“I had no clue that they were volunteers and that they weren’t getting paid and that these are just really genuine people wanting to help,” Hook said. “These are really great individuals that take the time to help you find a better life and to cope and manage in ways that are helpful.”
CASA programs rely on volunteers to interact with children and depend on money from county funding, grants through the Department of Justice Victims and Crime Act and donations from organizations like Kappa Alpha Theta.
Members of Kappa Alpha Theta learn about and advocate for Dane County CASA through fundraisers and volunteer opportunities planned by the chapter’s philanthropy director.
In learning more about CASA through Kappa Alpha Theta, Laura Bolles, a 2017 UW-Madison and Theta alumna who is now located in California, was interested in becoming more involved.
“I had never heard of CASA before Theta, actually… but once I came home and I was looking for a volunteer thing, a big deal of it was talking to my friend,” Bolles said. “She said to me ‘I think you’d make a great CASA and I think with your experience and your personality I think you could really make a difference in [a child’s] life.’”
This friend is Tanisha Hook.
“I told my friend Laura… about it and now she’s doing it and it just makes me feel really good to know that I’m impacting someone by going through what I went through,” Hook said.
“Although one’s in Dane County and this one’s over here in California they are all connected, they’re independent but they’re all working towards the same general cause and helping children,” Bolles said.
“We’ve been really focusing with Wisconsin CASA on getting more CASA programs in more counties so that kids in every county can be served by the CASA program,” Henry said.
Serving more families allows CASA volunteers to impact more children in Dane County, but with growth comes the struggle to accommodate for the increasing need.

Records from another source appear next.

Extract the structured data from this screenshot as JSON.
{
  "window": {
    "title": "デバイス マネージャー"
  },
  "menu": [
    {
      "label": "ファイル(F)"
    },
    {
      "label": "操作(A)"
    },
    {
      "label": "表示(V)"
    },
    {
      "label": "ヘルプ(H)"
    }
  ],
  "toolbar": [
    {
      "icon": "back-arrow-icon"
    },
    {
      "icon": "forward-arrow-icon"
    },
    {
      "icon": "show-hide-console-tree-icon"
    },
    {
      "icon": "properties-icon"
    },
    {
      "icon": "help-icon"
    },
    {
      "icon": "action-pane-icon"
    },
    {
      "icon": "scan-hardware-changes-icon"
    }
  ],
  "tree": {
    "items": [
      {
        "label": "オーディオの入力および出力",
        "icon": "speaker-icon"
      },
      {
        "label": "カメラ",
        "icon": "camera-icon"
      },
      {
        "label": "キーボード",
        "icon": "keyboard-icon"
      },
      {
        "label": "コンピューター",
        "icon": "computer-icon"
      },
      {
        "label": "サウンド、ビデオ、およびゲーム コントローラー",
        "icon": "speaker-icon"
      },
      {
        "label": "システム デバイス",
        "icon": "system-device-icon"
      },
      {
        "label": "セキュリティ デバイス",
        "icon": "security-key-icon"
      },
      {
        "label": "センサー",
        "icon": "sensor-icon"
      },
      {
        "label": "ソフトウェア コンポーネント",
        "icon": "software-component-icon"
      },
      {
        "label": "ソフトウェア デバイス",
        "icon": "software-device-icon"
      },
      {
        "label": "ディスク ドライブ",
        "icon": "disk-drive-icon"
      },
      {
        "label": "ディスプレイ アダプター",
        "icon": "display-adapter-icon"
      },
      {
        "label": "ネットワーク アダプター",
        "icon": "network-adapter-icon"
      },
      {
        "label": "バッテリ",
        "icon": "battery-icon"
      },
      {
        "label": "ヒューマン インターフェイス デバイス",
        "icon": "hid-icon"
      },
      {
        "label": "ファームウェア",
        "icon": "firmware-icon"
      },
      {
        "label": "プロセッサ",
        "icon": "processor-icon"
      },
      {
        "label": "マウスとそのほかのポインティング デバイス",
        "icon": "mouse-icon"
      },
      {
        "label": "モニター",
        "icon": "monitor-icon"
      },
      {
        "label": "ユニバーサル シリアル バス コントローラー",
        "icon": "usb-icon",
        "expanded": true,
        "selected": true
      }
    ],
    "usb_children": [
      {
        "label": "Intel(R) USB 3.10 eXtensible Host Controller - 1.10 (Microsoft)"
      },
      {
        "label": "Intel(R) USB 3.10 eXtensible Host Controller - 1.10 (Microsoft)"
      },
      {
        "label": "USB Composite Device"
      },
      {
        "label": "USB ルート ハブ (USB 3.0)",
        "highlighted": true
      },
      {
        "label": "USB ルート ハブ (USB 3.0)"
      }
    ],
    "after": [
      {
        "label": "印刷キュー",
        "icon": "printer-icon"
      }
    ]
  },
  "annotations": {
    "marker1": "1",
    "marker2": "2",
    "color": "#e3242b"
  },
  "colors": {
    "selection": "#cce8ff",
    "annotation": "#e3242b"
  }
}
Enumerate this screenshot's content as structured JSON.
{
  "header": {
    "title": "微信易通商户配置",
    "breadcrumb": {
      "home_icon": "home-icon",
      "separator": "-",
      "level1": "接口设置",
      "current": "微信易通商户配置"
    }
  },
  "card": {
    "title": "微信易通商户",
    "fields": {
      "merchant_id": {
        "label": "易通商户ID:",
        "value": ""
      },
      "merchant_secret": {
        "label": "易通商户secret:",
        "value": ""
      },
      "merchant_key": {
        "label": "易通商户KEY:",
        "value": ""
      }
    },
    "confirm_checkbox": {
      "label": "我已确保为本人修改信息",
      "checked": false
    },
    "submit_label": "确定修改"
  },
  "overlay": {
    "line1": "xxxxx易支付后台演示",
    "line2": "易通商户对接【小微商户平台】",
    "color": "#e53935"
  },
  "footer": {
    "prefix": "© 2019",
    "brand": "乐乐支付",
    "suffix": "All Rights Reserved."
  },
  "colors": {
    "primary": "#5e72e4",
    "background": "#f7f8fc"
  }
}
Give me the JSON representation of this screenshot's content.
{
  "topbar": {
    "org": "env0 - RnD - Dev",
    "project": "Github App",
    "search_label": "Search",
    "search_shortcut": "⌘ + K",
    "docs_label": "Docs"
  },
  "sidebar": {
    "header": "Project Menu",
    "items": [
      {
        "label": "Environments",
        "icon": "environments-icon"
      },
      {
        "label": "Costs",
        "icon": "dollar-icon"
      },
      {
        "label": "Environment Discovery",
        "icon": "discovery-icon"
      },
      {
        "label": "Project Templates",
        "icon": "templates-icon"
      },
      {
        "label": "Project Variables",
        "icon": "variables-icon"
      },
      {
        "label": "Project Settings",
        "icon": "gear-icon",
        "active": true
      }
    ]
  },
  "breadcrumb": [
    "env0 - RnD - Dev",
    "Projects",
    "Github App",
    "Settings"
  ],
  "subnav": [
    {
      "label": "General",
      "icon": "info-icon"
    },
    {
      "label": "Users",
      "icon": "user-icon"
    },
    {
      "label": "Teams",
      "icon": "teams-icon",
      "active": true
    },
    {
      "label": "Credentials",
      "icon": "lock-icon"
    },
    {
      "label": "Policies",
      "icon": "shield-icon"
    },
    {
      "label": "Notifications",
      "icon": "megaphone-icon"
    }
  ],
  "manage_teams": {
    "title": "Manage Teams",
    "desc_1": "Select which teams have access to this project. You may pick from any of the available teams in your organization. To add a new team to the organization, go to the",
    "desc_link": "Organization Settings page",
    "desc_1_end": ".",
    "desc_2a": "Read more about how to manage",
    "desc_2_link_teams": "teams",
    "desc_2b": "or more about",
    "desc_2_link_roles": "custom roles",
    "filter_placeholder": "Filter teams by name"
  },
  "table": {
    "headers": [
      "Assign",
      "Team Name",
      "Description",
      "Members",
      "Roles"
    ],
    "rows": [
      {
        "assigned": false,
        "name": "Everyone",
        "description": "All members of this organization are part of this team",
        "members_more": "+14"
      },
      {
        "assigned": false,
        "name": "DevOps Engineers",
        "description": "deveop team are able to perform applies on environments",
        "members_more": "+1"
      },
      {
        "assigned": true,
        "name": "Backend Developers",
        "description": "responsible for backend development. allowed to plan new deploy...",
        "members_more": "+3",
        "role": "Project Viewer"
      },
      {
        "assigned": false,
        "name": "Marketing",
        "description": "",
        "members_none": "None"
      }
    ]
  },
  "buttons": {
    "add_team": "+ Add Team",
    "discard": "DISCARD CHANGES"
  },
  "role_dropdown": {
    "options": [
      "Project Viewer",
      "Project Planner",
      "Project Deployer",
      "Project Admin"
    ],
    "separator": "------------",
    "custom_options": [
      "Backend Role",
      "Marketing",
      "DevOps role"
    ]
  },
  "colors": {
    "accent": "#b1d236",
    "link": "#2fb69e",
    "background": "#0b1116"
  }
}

“Ideally it’d be in every county,” Schatz said. “I’ve heard a lot of people in this field say ‘I hope to one day be out of a job’ and I think that’s really true. I hope to one day not need to have people whose job or volunteer role is to advocate for kids because they wouldn’t need it but there is and that’s really needed in Dane County, unfortunately.”